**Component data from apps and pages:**
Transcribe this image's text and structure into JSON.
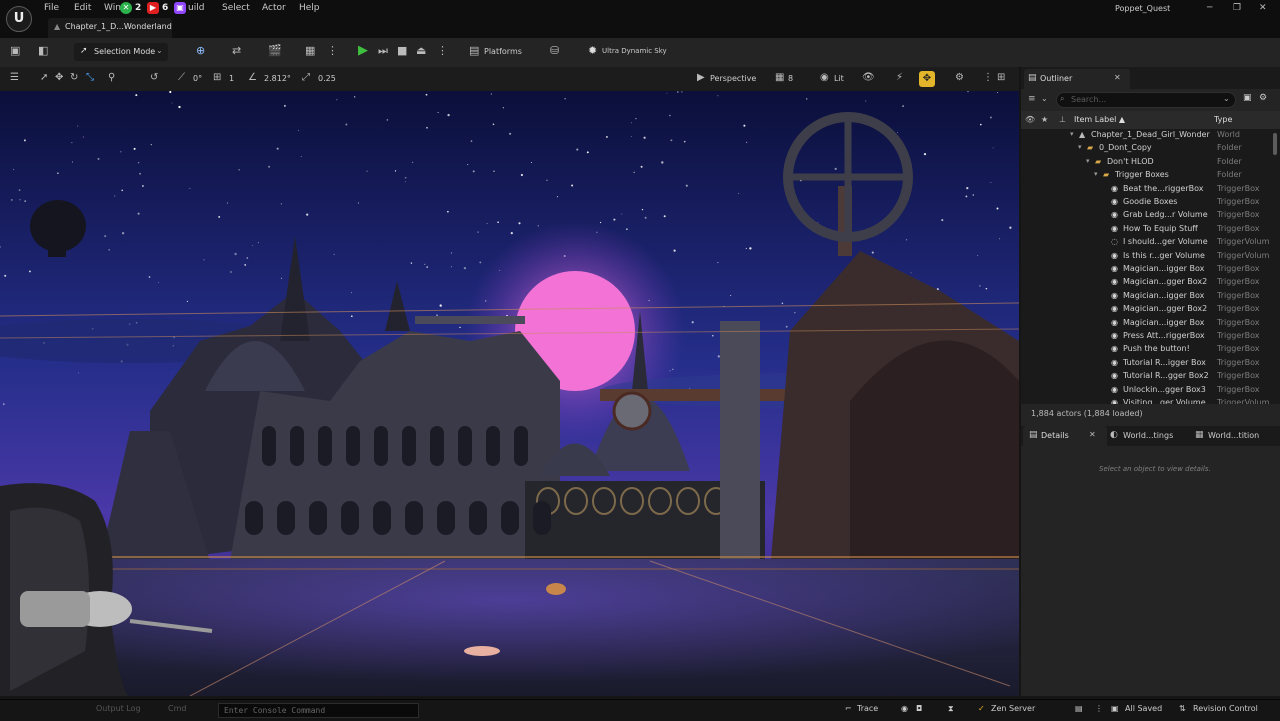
{
  "app": {
    "project_name": "Poppet_Quest",
    "document_tab": "Chapter_1_D...Wonderland",
    "menus": [
      "File",
      "Edit",
      "Win",
      "uild",
      "Select",
      "Actor",
      "Help"
    ],
    "overlay_counts": [
      "2",
      "6"
    ]
  },
  "toolbar": {
    "selection_mode": "Selection Mode",
    "platforms": "Platforms",
    "sky": "Ultra Dynamic Sky"
  },
  "viewport_toolbar": {
    "rotation_snap": "0°",
    "grid_snap": "1",
    "camera_speed_value": "2.812°",
    "scale_snap": "0.25",
    "perspective": "Perspective",
    "camera_speed": "8",
    "lit": "Lit"
  },
  "outliner": {
    "tab_label": "Outliner",
    "search_placeholder": "Search...",
    "col_label": "Item Label ▲",
    "col_type": "Type",
    "rows": [
      {
        "label": "Chapter_1_Dead_Girl_Wonder",
        "type": "World",
        "kind": "world",
        "depth": 0
      },
      {
        "label": "0_Dont_Copy",
        "type": "Folder",
        "kind": "folder",
        "depth": 1
      },
      {
        "label": "Don't HLOD",
        "type": "Folder",
        "kind": "folder",
        "depth": 2
      },
      {
        "label": "Trigger Boxes",
        "type": "Folder",
        "kind": "folder",
        "depth": 3
      },
      {
        "label": "Beat the...riggerBox",
        "type": "TriggerBox",
        "kind": "actor",
        "depth": 4
      },
      {
        "label": "Goodie Boxes",
        "type": "TriggerBox",
        "kind": "actor",
        "depth": 4
      },
      {
        "label": "Grab Ledg...r Volume",
        "type": "TriggerBox",
        "kind": "actor",
        "depth": 4
      },
      {
        "label": "How To Equip Stuff",
        "type": "TriggerBox",
        "kind": "actor",
        "depth": 4
      },
      {
        "label": "I should...ger Volume",
        "type": "TriggerVolum",
        "kind": "volume",
        "depth": 4
      },
      {
        "label": "Is this r...ger Volume",
        "type": "TriggerVolum",
        "kind": "actor",
        "depth": 4
      },
      {
        "label": "Magician...igger Box",
        "type": "TriggerBox",
        "kind": "actor",
        "depth": 4
      },
      {
        "label": "Magician...gger Box2",
        "type": "TriggerBox",
        "kind": "actor",
        "depth": 4
      },
      {
        "label": "Magician...igger Box",
        "type": "TriggerBox",
        "kind": "actor",
        "depth": 4
      },
      {
        "label": "Magician...gger Box2",
        "type": "TriggerBox",
        "kind": "actor",
        "depth": 4
      },
      {
        "label": "Magician...igger Box",
        "type": "TriggerBox",
        "kind": "actor",
        "depth": 4
      },
      {
        "label": "Press Att...riggerBox",
        "type": "TriggerBox",
        "kind": "actor",
        "depth": 4
      },
      {
        "label": "Push the button!",
        "type": "TriggerBox",
        "kind": "actor",
        "depth": 4
      },
      {
        "label": "Tutorial R...igger Box",
        "type": "TriggerBox",
        "kind": "actor",
        "depth": 4
      },
      {
        "label": "Tutorial R...gger Box2",
        "type": "TriggerBox",
        "kind": "actor",
        "depth": 4
      },
      {
        "label": "Unlockin...gger Box3",
        "type": "TriggerBox",
        "kind": "actor",
        "depth": 4
      },
      {
        "label": "Visiting...ger Volume",
        "type": "TriggerVolum",
        "kind": "actor",
        "depth": 4
      }
    ],
    "status": "1,884 actors (1,884 loaded)"
  },
  "details": {
    "tabs": [
      "Details",
      "World...tings",
      "World...tition"
    ],
    "empty_message": "Select an object to view details."
  },
  "statusbar": {
    "output_log": "Output Log",
    "cmd": "Cmd",
    "console_placeholder": "Enter Console Command",
    "trace": "Trace",
    "zen_server": "Zen Server",
    "all_saved": "All Saved",
    "revision_control": "Revision Control"
  },
  "colors": {
    "accent_green": "#3fbf3f",
    "snap_active": "#e2b52b",
    "sky_top": "#0b0f3a",
    "moon": "#f272d6"
  }
}
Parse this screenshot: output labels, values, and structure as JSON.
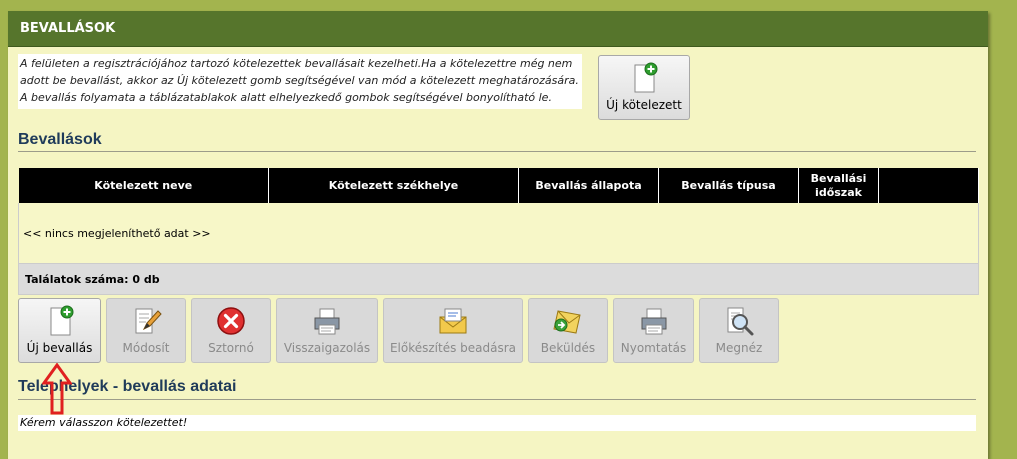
{
  "panel": {
    "title": "BEVALLÁSOK"
  },
  "intro_text": "A felületen a regisztrációjához tartozó kötelezettek bevallásait kezelheti.Ha a kötelezettre még nem adott be bevallást, akkor az Új kötelezett gomb segítségével van mód a kötelezett meghatározására. A bevallás folyamata a táblázatablakok alatt elhelyezkedő gombok segítségével bonyolítható le.",
  "new_obligor_button": {
    "label": "Új kötelezett",
    "icon": "new-document-plus-icon"
  },
  "declarations_section": {
    "title": "Bevallások"
  },
  "table": {
    "columns": [
      "Kötelezett neve",
      "Kötelezett székhelye",
      "Bevallás állapota",
      "Bevallás típusa",
      "Bevallási időszak",
      ""
    ],
    "empty_text": "<< nincs megjeleníthető adat >>",
    "result_count": "Találatok száma: 0 db"
  },
  "toolbar": [
    {
      "label": "Új bevallás",
      "icon": "new-document-plus-icon",
      "enabled": true
    },
    {
      "label": "Módosít",
      "icon": "edit-pencil-icon",
      "enabled": false
    },
    {
      "label": "Sztornó",
      "icon": "cancel-x-icon",
      "enabled": false
    },
    {
      "label": "Visszaigazolás",
      "icon": "printer-icon",
      "enabled": false
    },
    {
      "label": "Előkészítés beadásra",
      "icon": "envelope-icon",
      "enabled": false
    },
    {
      "label": "Beküldés",
      "icon": "send-envelope-icon",
      "enabled": false
    },
    {
      "label": "Nyomtatás",
      "icon": "printer-icon",
      "enabled": false
    },
    {
      "label": "Megnéz",
      "icon": "magnifier-icon",
      "enabled": false
    }
  ],
  "sites_section": {
    "title": "Telephelyek - bevallás adatai",
    "message": "Kérem válasszon kötelezettet!"
  },
  "colors": {
    "header_green": "#56752c",
    "panel_bg": "#f5f5c3",
    "outer_bg": "#a3b44e",
    "title_blue": "#1f3b5a",
    "arrow_red": "#e02020"
  }
}
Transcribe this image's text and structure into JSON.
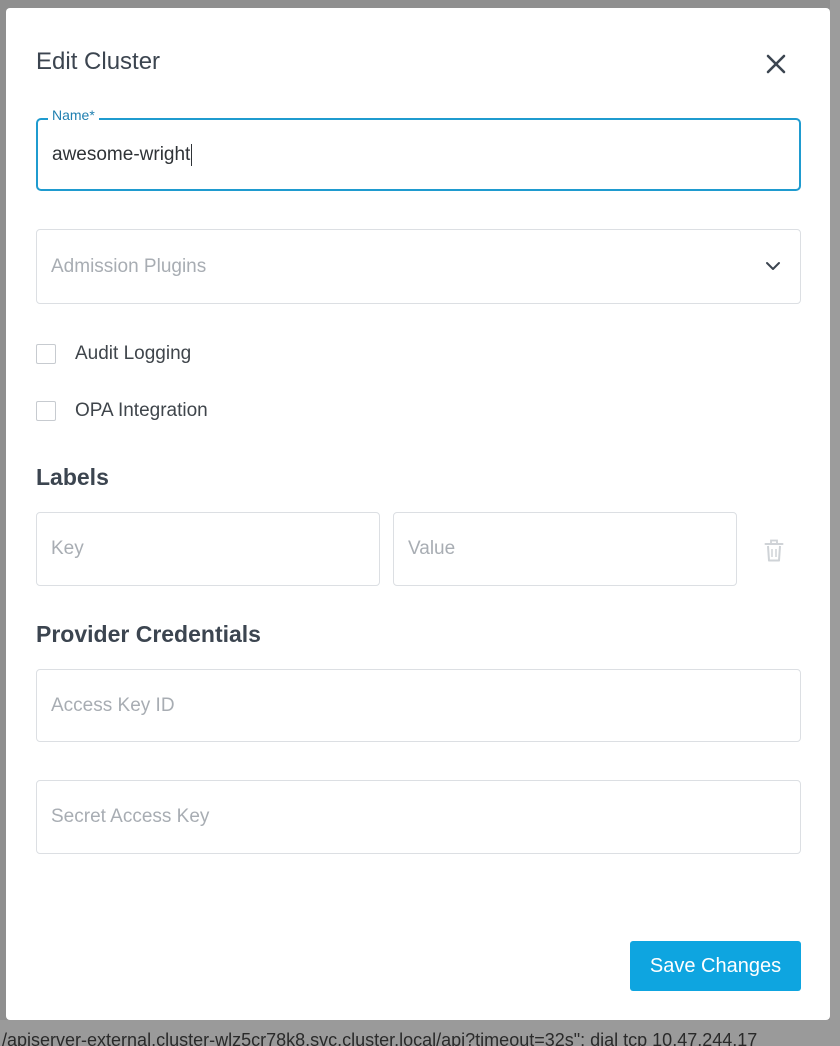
{
  "modal": {
    "title": "Edit Cluster",
    "close_icon": "close-icon"
  },
  "form": {
    "name_label": "Name*",
    "name_value": "awesome-wright",
    "admission_plugins_placeholder": "Admission Plugins",
    "audit_logging_label": "Audit Logging",
    "audit_logging_checked": false,
    "opa_integration_label": "OPA Integration",
    "opa_integration_checked": false
  },
  "labels_section": {
    "title": "Labels",
    "key_placeholder": "Key",
    "value_placeholder": "Value",
    "delete_icon": "trash-icon"
  },
  "credentials_section": {
    "title": "Provider Credentials",
    "access_key_placeholder": "Access Key ID",
    "secret_key_placeholder": "Secret Access Key"
  },
  "footer": {
    "save_label": "Save Changes"
  },
  "background": {
    "bottom_text": "/apiserver-external.cluster-wlz5cr78k8.svc.cluster.local/api?timeout=32s\": dial tcp 10.47.244.17"
  },
  "colors": {
    "accent": "#1f9bcf",
    "save_button": "#0ea5e0",
    "overlay": "#8f8f8f"
  }
}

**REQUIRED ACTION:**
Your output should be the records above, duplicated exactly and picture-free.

**EXERCISE SOLUTION:**
Transcribe this image's text and structure into JSON.
{
  "app": {
    "project_name": "Poppet_Quest",
    "document_tab": "Chapter_1_D...Wonderland",
    "menus": [
      "File",
      "Edit",
      "Win",
      "uild",
      "Select",
      "Actor",
      "Help"
    ],
    "overlay_counts": [
      "2",
      "6"
    ]
  },
  "toolbar": {
    "selection_mode": "Selection Mode",
    "platforms": "Platforms",
    "sky": "Ultra Dynamic Sky"
  },
  "viewport_toolbar": {
    "rotation_snap": "0°",
    "grid_snap": "1",
    "camera_speed_value": "2.812°",
    "scale_snap": "0.25",
    "perspective": "Perspective",
    "camera_speed": "8",
    "lit": "Lit"
  },
  "outliner": {
    "tab_label": "Outliner",
    "search_placeholder": "Search...",
    "col_label": "Item Label ▲",
    "col_type": "Type",
    "rows": [
      {
        "label": "Chapter_1_Dead_Girl_Wonder",
        "type": "World",
        "kind": "world",
        "depth": 0
      },
      {
        "label": "0_Dont_Copy",
        "type": "Folder",
        "kind": "folder",
        "depth": 1
      },
      {
        "label": "Don't HLOD",
        "type": "Folder",
        "kind": "folder",
        "depth": 2
      },
      {
        "label": "Trigger Boxes",
        "type": "Folder",
        "kind": "folder",
        "depth": 3
      },
      {
        "label": "Beat the...riggerBox",
        "type": "TriggerBox",
        "kind": "actor",
        "depth": 4
      },
      {
        "label": "Goodie Boxes",
        "type": "TriggerBox",
        "kind": "actor",
        "depth": 4
      },
      {
        "label": "Grab Ledg...r Volume",
        "type": "TriggerBox",
        "kind": "actor",
        "depth": 4
      },
      {
        "label": "How To Equip Stuff",
        "type": "TriggerBox",
        "kind": "actor",
        "depth": 4
      },
      {
        "label": "I should...ger Volume",
        "type": "TriggerVolum",
        "kind": "volume",
        "depth": 4
      },
      {
        "label": "Is this r...ger Volume",
        "type": "TriggerVolum",
        "kind": "actor",
        "depth": 4
      },
      {
        "label": "Magician...igger Box",
        "type": "TriggerBox",
        "kind": "actor",
        "depth": 4
      },
      {
        "label": "Magician...gger Box2",
        "type": "TriggerBox",
        "kind": "actor",
        "depth": 4
      },
      {
        "label": "Magician...igger Box",
        "type": "TriggerBox",
        "kind": "actor",
        "depth": 4
      },
      {
        "label": "Magician...gger Box2",
        "type": "TriggerBox",
        "kind": "actor",
        "depth": 4
      },
      {
        "label": "Magician...igger Box",
        "type": "TriggerBox",
        "kind": "actor",
        "depth": 4
      },
      {
        "label": "Press Att...riggerBox",
        "type": "TriggerBox",
        "kind": "actor",
        "depth": 4
      },
      {
        "label": "Push the button!",
        "type": "TriggerBox",
        "kind": "actor",
        "depth": 4
      },
      {
        "label": "Tutorial R...igger Box",
        "type": "TriggerBox",
        "kind": "actor",
        "depth": 4
      },
      {
        "label": "Tutorial R...gger Box2",
        "type": "TriggerBox",
        "kind": "actor",
        "depth": 4
      },
      {
        "label": "Unlockin...gger Box3",
        "type": "TriggerBox",
        "kind": "actor",
        "depth": 4
      },
      {
        "label": "Visiting...ger Volume",
        "type": "TriggerVolum",
        "kind": "actor",
        "depth": 4
      }
    ],
    "status": "1,884 actors (1,884 loaded)"
  },
  "details": {
    "tabs": [
      "Details",
      "World...tings",
      "World...tition"
    ],
    "empty_message": "Select an object to view details."
  },
  "statusbar": {
    "output_log": "Output Log",
    "cmd": "Cmd",
    "console_placeholder": "Enter Console Command",
    "trace": "Trace",
    "zen_server": "Zen Server",
    "all_saved": "All Saved",
    "revision_control": "Revision Control"
  },
  "colors": {
    "accent_green": "#3fbf3f",
    "snap_active": "#e2b52b",
    "sky_top": "#0b0f3a",
    "moon": "#f272d6"
  }
}
Parse this screenshot: output labels, values, and structure as JSON.
{
  "panel": {
    "title": "BEVALLÁSOK"
  },
  "intro_text": "A felületen a regisztrációjához tartozó kötelezettek bevallásait kezelheti.Ha a kötelezettre még nem adott be bevallást, akkor az Új kötelezett gomb segítségével van mód a kötelezett meghatározására. A bevallás folyamata a táblázatablakok alatt elhelyezkedő gombok segítségével bonyolítható le.",
  "new_obligor_button": {
    "label": "Új kötelezett",
    "icon": "new-document-plus-icon"
  },
  "declarations_section": {
    "title": "Bevallások"
  },
  "table": {
    "columns": [
      "Kötelezett neve",
      "Kötelezett székhelye",
      "Bevallás állapota",
      "Bevallás típusa",
      "Bevallási időszak",
      ""
    ],
    "empty_text": "<< nincs megjeleníthető adat >>",
    "result_count": "Találatok száma: 0 db"
  },
  "toolbar": [
    {
      "label": "Új bevallás",
      "icon": "new-document-plus-icon",
      "enabled": true
    },
    {
      "label": "Módosít",
      "icon": "edit-pencil-icon",
      "enabled": false
    },
    {
      "label": "Sztornó",
      "icon": "cancel-x-icon",
      "enabled": false
    },
    {
      "label": "Visszaigazolás",
      "icon": "printer-icon",
      "enabled": false
    },
    {
      "label": "Előkészítés beadásra",
      "icon": "envelope-icon",
      "enabled": false
    },
    {
      "label": "Beküldés",
      "icon": "send-envelope-icon",
      "enabled": false
    },
    {
      "label": "Nyomtatás",
      "icon": "printer-icon",
      "enabled": false
    },
    {
      "label": "Megnéz",
      "icon": "magnifier-icon",
      "enabled": false
    }
  ],
  "sites_section": {
    "title": "Telephelyek - bevallás adatai",
    "message": "Kérem válasszon kötelezettet!"
  },
  "colors": {
    "header_green": "#56752c",
    "panel_bg": "#f5f5c3",
    "outer_bg": "#a3b44e",
    "title_blue": "#1f3b5a",
    "arrow_red": "#e02020"
  }
}
Transcribe this image's text and structure into JSON.
{
  "modal": {
    "title": "Edit Cluster",
    "close_icon": "close-icon"
  },
  "form": {
    "name_label": "Name*",
    "name_value": "awesome-wright",
    "admission_plugins_placeholder": "Admission Plugins",
    "audit_logging_label": "Audit Logging",
    "audit_logging_checked": false,
    "opa_integration_label": "OPA Integration",
    "opa_integration_checked": false
  },
  "labels_section": {
    "title": "Labels",
    "key_placeholder": "Key",
    "value_placeholder": "Value",
    "delete_icon": "trash-icon"
  },
  "credentials_section": {
    "title": "Provider Credentials",
    "access_key_placeholder": "Access Key ID",
    "secret_key_placeholder": "Secret Access Key"
  },
  "footer": {
    "save_label": "Save Changes"
  },
  "background": {
    "bottom_text": "/apiserver-external.cluster-wlz5cr78k8.svc.cluster.local/api?timeout=32s\": dial tcp 10.47.244.17"
  },
  "colors": {
    "accent": "#1f9bcf",
    "save_button": "#0ea5e0",
    "overlay": "#8f8f8f"
  }
}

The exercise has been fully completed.